What to produce:
Reproduce the full listing without a single change.

Data in this exercise:
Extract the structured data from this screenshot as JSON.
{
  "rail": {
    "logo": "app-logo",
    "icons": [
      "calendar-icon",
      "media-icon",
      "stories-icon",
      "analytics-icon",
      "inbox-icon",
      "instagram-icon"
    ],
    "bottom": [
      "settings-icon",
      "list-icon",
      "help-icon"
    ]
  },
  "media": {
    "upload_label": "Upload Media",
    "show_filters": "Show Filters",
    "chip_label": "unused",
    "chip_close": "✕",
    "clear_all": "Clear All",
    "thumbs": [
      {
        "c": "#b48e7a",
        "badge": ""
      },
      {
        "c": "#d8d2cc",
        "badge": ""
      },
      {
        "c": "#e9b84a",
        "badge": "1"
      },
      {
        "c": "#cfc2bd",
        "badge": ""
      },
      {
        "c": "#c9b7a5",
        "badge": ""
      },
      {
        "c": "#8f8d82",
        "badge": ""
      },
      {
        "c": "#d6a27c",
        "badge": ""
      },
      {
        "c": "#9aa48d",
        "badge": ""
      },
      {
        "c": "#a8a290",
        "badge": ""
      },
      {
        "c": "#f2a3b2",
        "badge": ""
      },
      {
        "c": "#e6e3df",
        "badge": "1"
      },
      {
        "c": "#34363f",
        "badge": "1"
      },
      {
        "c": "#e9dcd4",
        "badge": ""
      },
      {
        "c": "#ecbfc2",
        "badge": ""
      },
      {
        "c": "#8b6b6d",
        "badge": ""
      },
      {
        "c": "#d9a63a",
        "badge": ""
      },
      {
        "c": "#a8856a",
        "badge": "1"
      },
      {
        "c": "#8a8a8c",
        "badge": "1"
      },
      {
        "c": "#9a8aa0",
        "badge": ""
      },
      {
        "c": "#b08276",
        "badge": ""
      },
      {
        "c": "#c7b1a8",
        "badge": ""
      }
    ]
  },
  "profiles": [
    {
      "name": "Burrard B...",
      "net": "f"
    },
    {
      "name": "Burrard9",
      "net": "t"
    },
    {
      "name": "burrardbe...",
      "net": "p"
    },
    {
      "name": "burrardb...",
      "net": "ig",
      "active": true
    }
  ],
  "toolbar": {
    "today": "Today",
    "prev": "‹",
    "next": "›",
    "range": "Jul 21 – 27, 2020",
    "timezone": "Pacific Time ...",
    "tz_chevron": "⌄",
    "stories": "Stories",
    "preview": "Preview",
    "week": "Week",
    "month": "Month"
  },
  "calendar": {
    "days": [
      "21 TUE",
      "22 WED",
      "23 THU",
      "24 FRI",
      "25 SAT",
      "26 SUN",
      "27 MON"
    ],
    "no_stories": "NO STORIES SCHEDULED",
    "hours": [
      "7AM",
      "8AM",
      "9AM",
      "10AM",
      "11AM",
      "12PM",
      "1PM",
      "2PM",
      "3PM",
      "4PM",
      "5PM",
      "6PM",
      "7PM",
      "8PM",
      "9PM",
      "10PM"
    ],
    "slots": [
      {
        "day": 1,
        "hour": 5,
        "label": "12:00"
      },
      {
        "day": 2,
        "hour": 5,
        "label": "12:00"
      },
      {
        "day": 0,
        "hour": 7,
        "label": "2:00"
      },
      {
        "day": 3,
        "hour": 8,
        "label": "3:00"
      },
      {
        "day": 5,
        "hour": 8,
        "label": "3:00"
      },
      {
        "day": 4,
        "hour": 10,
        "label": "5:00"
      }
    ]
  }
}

Solution to this exercise:
Extract the structured data from this screenshot as JSON.
{
  "rail": {
    "logo": "app-logo",
    "icons": [
      "calendar-icon",
      "media-icon",
      "stories-icon",
      "analytics-icon",
      "inbox-icon",
      "instagram-icon"
    ],
    "bottom": [
      "settings-icon",
      "list-icon",
      "help-icon"
    ]
  },
  "media": {
    "upload_label": "Upload Media",
    "show_filters": "Show Filters",
    "chip_label": "unused",
    "chip_close": "✕",
    "clear_all": "Clear All",
    "thumbs": [
      {
        "c": "#b48e7a",
        "badge": ""
      },
      {
        "c": "#d8d2cc",
        "badge": ""
      },
      {
        "c": "#e9b84a",
        "badge": "1"
      },
      {
        "c": "#cfc2bd",
        "badge": ""
      },
      {
        "c": "#c9b7a5",
        "badge": ""
      },
      {
        "c": "#8f8d82",
        "badge": ""
      },
      {
        "c": "#d6a27c",
        "badge": ""
      },
      {
        "c": "#9aa48d",
        "badge": ""
      },
      {
        "c": "#a8a290",
        "badge": ""
      },
      {
        "c": "#f2a3b2",
        "badge": ""
      },
      {
        "c": "#e6e3df",
        "badge": "1"
      },
      {
        "c": "#34363f",
        "badge": "1"
      },
      {
        "c": "#e9dcd4",
        "badge": ""
      },
      {
        "c": "#ecbfc2",
        "badge": ""
      },
      {
        "c": "#8b6b6d",
        "badge": ""
      },
      {
        "c": "#d9a63a",
        "badge": ""
      },
      {
        "c": "#a8856a",
        "badge": "1"
      },
      {
        "c": "#8a8a8c",
        "badge": "1"
      },
      {
        "c": "#9a8aa0",
        "badge": ""
      },
      {
        "c": "#b08276",
        "badge": ""
      },
      {
        "c": "#c7b1a8",
        "badge": ""
      }
    ]
  },
  "profiles": [
    {
      "name": "Burrard B...",
      "net": "f"
    },
    {
      "name": "Burrard9",
      "net": "t"
    },
    {
      "name": "burrardbe...",
      "net": "p"
    },
    {
      "name": "burrardb...",
      "net": "ig",
      "active": true
    }
  ],
  "toolbar": {
    "today": "Today",
    "prev": "‹",
    "next": "›",
    "range": "Jul 21 – 27, 2020",
    "timezone": "Pacific Time ...",
    "tz_chevron": "⌄",
    "stories": "Stories",
    "preview": "Preview",
    "week": "Week",
    "month": "Month"
  },
  "calendar": {
    "days": [
      "21 TUE",
      "22 WED",
      "23 THU",
      "24 FRI",
      "25 SAT",
      "26 SUN",
      "27 MON"
    ],
    "no_stories": "NO STORIES SCHEDULED",
    "hours": [
      "7AM",
      "8AM",
      "9AM",
      "10AM",
      "11AM",
      "12PM",
      "1PM",
      "2PM",
      "3PM",
      "4PM",
      "5PM",
      "6PM",
      "7PM",
      "8PM",
      "9PM",
      "10PM"
    ],
    "slots": [
      {
        "day": 1,
        "hour": 5,
        "label": "12:00"
      },
      {
        "day": 2,
        "hour": 5,
        "label": "12:00"
      },
      {
        "day": 0,
        "hour": 7,
        "label": "2:00"
      },
      {
        "day": 3,
        "hour": 8,
        "label": "3:00"
      },
      {
        "day": 5,
        "hour": 8,
        "label": "3:00"
      },
      {
        "day": 4,
        "hour": 10,
        "label": "5:00"
      }
    ]
  }
}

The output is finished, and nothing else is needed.